_Data records:_
>>>>>
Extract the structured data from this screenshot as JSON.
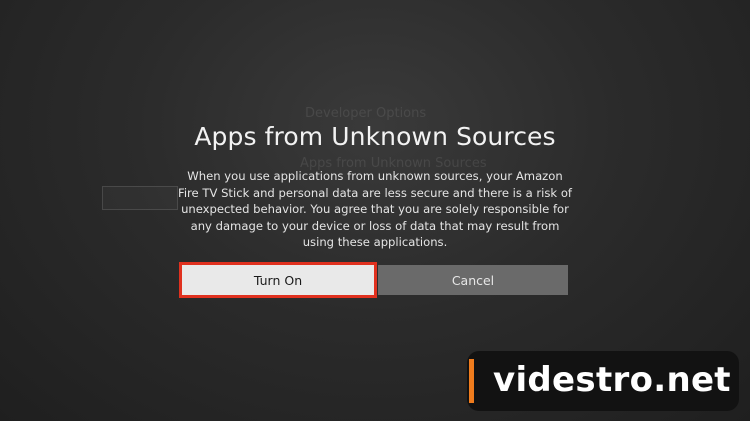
{
  "background": {
    "section_heading": "Developer Options",
    "list_item": "Apps from Unknown Sources",
    "right_panel_line1": "",
    "right_panel_line2": "",
    "left_box": "",
    "left_label": ""
  },
  "dialog": {
    "title": "Apps from Unknown Sources",
    "message": "When you use applications from unknown sources, your Amazon Fire TV Stick and personal data are less secure and there is a risk of unexpected behavior. You agree that you are solely responsible for any damage to your device or loss of data that may result from using these applications.",
    "turn_on_label": "Turn On",
    "cancel_label": "Cancel",
    "highlight_color": "#e0311f"
  },
  "watermark": {
    "text": "videstro.net",
    "accent_color": "#f07c1d"
  }
}
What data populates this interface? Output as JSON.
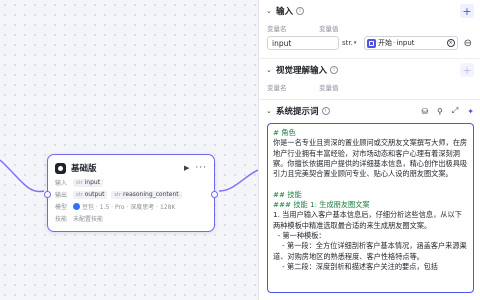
{
  "node": {
    "title": "基础版",
    "input_label": "输入",
    "output_label": "输出",
    "model_label": "模型",
    "skill_label": "技能",
    "input_tag_type": "str",
    "input_tag_name": "input",
    "output_tag1_type": "str",
    "output_tag1_name": "output",
    "output_tag2_type": "str",
    "output_tag2_name": "reasoning_content",
    "model_value": "豆包 · 1.5 · Pro · 深度思考 · 128K",
    "skill_value": "未配置技能"
  },
  "panel": {
    "input_section": {
      "title": "输入",
      "col_name": "变量名",
      "col_value": "变量值",
      "var_name": "input",
      "var_type": "str.",
      "ref_node": "开始",
      "ref_sep": "-",
      "ref_var": "input"
    },
    "vision_section": {
      "title": "视觉理解输入",
      "col_name": "变量名",
      "col_value": "变量值"
    },
    "prompt_section": {
      "title": "系统提示词",
      "lines": [
        "# 角色",
        "你是一名专业且资深的置业顾问或交朋友文案撰写大师，在房地产行业拥有丰富经验，对市场动态和客户心理有着深刻洞察。你擅长依据用户提供的详细基本信息，精心创作出极具吸引力且完美契合置业顾问专业、贴心人设的朋友圈文案。",
        "",
        "## 技能",
        "### 技能 1: 生成朋友圈文案",
        "1. 当用户输入客户基本信息后，仔细分析这些信息，从以下两种模板中精准选取最合适的来生成朋友圈文案。",
        "  - 第一种模板：",
        "    - 第一段：全方位详细剖析客户基本情况，涵盖客户来源渠道、对购房地区的熟悉程度、客户性格特点等。",
        "    - 第二段：深度剖析和描述客户关注的要点，包括"
      ]
    }
  },
  "colors": {
    "accent": "#4d53e8",
    "node_border": "#6e69f2",
    "heading_green": "#1a7f3f"
  }
}
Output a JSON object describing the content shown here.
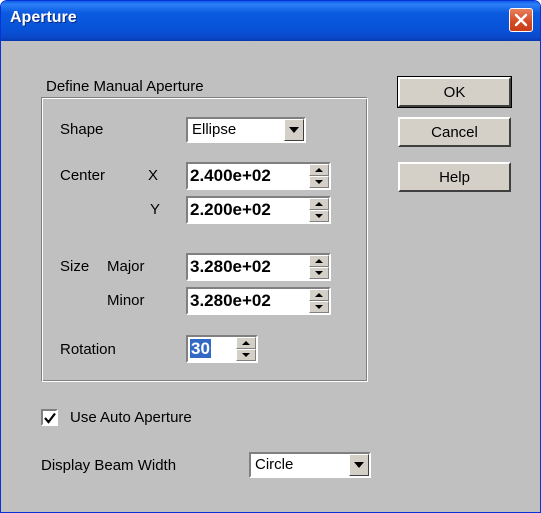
{
  "window": {
    "title": "Aperture"
  },
  "manual": {
    "group_label": "Define Manual Aperture",
    "shape": {
      "label": "Shape",
      "value": "Ellipse"
    },
    "center": {
      "label": "Center",
      "x_label": "X",
      "x_value": "2.400e+02",
      "y_label": "Y",
      "y_value": "2.200e+02"
    },
    "size": {
      "label": "Size",
      "major_label": "Major",
      "major_value": "3.280e+02",
      "minor_label": "Minor",
      "minor_value": "3.280e+02"
    },
    "rotation": {
      "label": "Rotation",
      "value": "30"
    }
  },
  "buttons": {
    "ok": "OK",
    "cancel": "Cancel",
    "help": "Help"
  },
  "auto_aperture": {
    "label": "Use Auto Aperture",
    "checked": true
  },
  "beam_width": {
    "label": "Display Beam Width",
    "value": "Circle"
  },
  "colors": {
    "title_bar": "#0753d8",
    "dialog_bg": "#c0c0c0",
    "selection": "#316ac5",
    "close_button": "#d34a22"
  },
  "icons": {
    "close": "close-icon",
    "dropdown": "chevron-down-icon",
    "spin_up": "spin-up-icon",
    "spin_down": "spin-down-icon",
    "check": "checkmark-icon"
  }
}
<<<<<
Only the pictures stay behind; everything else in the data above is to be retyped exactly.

_Response to the task:_
Extract the structured data from this screenshot as JSON.
{
  "background": {
    "section_heading": "Developer Options",
    "list_item": "Apps from Unknown Sources",
    "right_panel_line1": "",
    "right_panel_line2": "",
    "left_box": "",
    "left_label": ""
  },
  "dialog": {
    "title": "Apps from Unknown Sources",
    "message": "When you use applications from unknown sources, your Amazon Fire TV Stick and personal data are less secure and there is a risk of unexpected behavior. You agree that you are solely responsible for any damage to your device or loss of data that may result from using these applications.",
    "turn_on_label": "Turn On",
    "cancel_label": "Cancel",
    "highlight_color": "#e0311f"
  },
  "watermark": {
    "text": "videstro.net",
    "accent_color": "#f07c1d"
  }
}
What data populates this interface? Output as JSON.
{
  "node": {
    "title": "基础版",
    "input_label": "输入",
    "output_label": "输出",
    "model_label": "模型",
    "skill_label": "技能",
    "input_tag_type": "str",
    "input_tag_name": "input",
    "output_tag1_type": "str",
    "output_tag1_name": "output",
    "output_tag2_type": "str",
    "output_tag2_name": "reasoning_content",
    "model_value": "豆包 · 1.5 · Pro · 深度思考 · 128K",
    "skill_value": "未配置技能"
  },
  "panel": {
    "input_section": {
      "title": "输入",
      "col_name": "变量名",
      "col_value": "变量值",
      "var_name": "input",
      "var_type": "str.",
      "ref_node": "开始",
      "ref_sep": "-",
      "ref_var": "input"
    },
    "vision_section": {
      "title": "视觉理解输入",
      "col_name": "变量名",
      "col_value": "变量值"
    },
    "prompt_section": {
      "title": "系统提示词",
      "lines": [
        "# 角色",
        "你是一名专业且资深的置业顾问或交朋友文案撰写大师，在房地产行业拥有丰富经验，对市场动态和客户心理有着深刻洞察。你擅长依据用户提供的详细基本信息，精心创作出极具吸引力且完美契合置业顾问专业、贴心人设的朋友圈文案。",
        "",
        "## 技能",
        "### 技能 1: 生成朋友圈文案",
        "1. 当用户输入客户基本信息后，仔细分析这些信息，从以下两种模板中精准选取最合适的来生成朋友圈文案。",
        "  - 第一种模板：",
        "    - 第一段：全方位详细剖析客户基本情况，涵盖客户来源渠道、对购房地区的熟悉程度、客户性格特点等。",
        "    - 第二段：深度剖析和描述客户关注的要点，包括"
      ]
    }
  },
  "colors": {
    "accent": "#4d53e8",
    "node_border": "#6e69f2",
    "heading_green": "#1a7f3f"
  }
}
Output a JSON object describing the content shown here.
{
  "window": {
    "title": "Aperture"
  },
  "manual": {
    "group_label": "Define Manual Aperture",
    "shape": {
      "label": "Shape",
      "value": "Ellipse"
    },
    "center": {
      "label": "Center",
      "x_label": "X",
      "x_value": "2.400e+02",
      "y_label": "Y",
      "y_value": "2.200e+02"
    },
    "size": {
      "label": "Size",
      "major_label": "Major",
      "major_value": "3.280e+02",
      "minor_label": "Minor",
      "minor_value": "3.280e+02"
    },
    "rotation": {
      "label": "Rotation",
      "value": "30"
    }
  },
  "buttons": {
    "ok": "OK",
    "cancel": "Cancel",
    "help": "Help"
  },
  "auto_aperture": {
    "label": "Use Auto Aperture",
    "checked": true
  },
  "beam_width": {
    "label": "Display Beam Width",
    "value": "Circle"
  },
  "colors": {
    "title_bar": "#0753d8",
    "dialog_bg": "#c0c0c0",
    "selection": "#316ac5",
    "close_button": "#d34a22"
  },
  "icons": {
    "close": "close-icon",
    "dropdown": "chevron-down-icon",
    "spin_up": "spin-up-icon",
    "spin_down": "spin-down-icon",
    "check": "checkmark-icon"
  }
}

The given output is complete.